III. The text he preached upon (v. 17): From that time, that is, from the time of his coming into Galilee, into the land of Zebulun and Naphtali, from that time, he began to preach. He had been preaching, before this, in Judea, and had made and baptized many disciples (John iv. 1); but his preaching was no so public and constant as now it began to be. The work of the ministry is so great and awful, that it is fit to be entered upon by steps and gradual advances.

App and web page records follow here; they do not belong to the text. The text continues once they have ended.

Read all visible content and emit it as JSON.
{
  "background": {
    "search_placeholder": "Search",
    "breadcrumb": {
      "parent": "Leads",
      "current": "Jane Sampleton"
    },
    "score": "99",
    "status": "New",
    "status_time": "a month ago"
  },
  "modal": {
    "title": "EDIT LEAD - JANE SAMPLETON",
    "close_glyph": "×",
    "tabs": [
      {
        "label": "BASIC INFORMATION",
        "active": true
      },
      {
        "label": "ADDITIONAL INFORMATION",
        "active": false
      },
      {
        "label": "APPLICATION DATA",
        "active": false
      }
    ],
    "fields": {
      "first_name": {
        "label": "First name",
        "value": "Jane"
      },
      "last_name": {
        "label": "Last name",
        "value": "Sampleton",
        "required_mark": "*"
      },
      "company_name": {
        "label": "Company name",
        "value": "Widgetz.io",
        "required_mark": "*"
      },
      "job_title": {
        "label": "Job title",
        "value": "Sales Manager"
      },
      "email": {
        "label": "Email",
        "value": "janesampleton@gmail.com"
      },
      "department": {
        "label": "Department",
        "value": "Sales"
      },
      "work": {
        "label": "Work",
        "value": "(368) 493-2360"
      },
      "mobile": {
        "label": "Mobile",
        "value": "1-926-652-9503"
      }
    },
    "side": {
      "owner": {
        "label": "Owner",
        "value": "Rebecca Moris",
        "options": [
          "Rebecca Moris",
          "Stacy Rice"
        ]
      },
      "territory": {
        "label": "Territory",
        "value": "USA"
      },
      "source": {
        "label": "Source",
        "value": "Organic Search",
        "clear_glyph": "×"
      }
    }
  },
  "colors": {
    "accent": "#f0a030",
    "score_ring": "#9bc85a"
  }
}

The subject which Christ dwelt upon now in his preaching (and it was indeed the sum and substance of all his preaching), was the very same John has preached upon (ch. iii. 2); Repent, for the kingdom of heaven is at hand; for the gospel is the same for substance under various dispensations; the commands the same, and the reasons to enforce them the same; an angel from heaven dares not preach any other gospel (Gal. i. 8), and will preach this, for it is the everlasting gospel. Fear God, and, by repentance, give honour to him, Rev. xiv. 6, 7. Christ put a great respect upon John's ministry, when he preached to the same purport that John had preached before him. By this he showed that John was his messenger and ambassador; for when he brought the errand himself, it was the same that he had sent by him. Thus did God confirm the word of his messenger, Isa. xliv. 26. The Son came on the same errand that the servants came on (ch. xxi. 37), to seek fruit, fruits meet for repentance. Christ had lain in the bosom of the Father, and could have preached sublime notions of divine and heavenly things, that should have alarmed and amused the learned world, but he pitches upon this old, plain text, Repent, for the kingdom of heaven is at hand. [1.] This he preached first upon; he began with this. Ministers must not be ambitious of broaching new opinions, framing new schemes, or coining new expressions, but must content themselves with plain, practical things, with the word that is nigh us, even in our mouth, and in our heart. We need not go up to heaven, nor down to the deep, for matter or language in our preaching. As John prepared Christ's way, so Christ prepared his own, and made way for the further discoveries he designed, with the doctrine of repentance. If any man will do this part of his will, he shall know more of his doctrine, John vii. 17. [2.] This is preached often upon; wherever he went, this was his subject, and neither he nor his followers ever reckoned it worn threadbare, as those would have done, that have itching ears, and are fond of novelty and variety more than that which is truly edifying. Note, That which has been preached and heard before, may yet very profitably be preached and heard again; but then it should be preached and heard better, and with new affections; what Paul had said before, he said again, weeping, Phil. iii. 1, 18. [3.] This he preached as gospel; "Repent, review your ways, and return to yourselves." Note, The doctrine of repentance is right gospel-doctrine. Not only the austere Baptist, who was looked upon as a melancholy, morose man, but the sweet and gracious Jesus, whose lips dropped as a honey-comb, preached repentance; for it is an unspeakable privilege that room is left for repentance. [4.] The reason is still the same; The kingdom of heaven is at hand; for it was not reckoned to be fully come, till that pouring out of the Spirit after Christ's ascension. John had preached the kingdom of heaven at hand above a year before this; but now it was so much the stronger; now is the salvation nearer, Rom. xiii. 11. We should be so much the more quickened to our duty, as we see the day approaching, Heb. x. 25.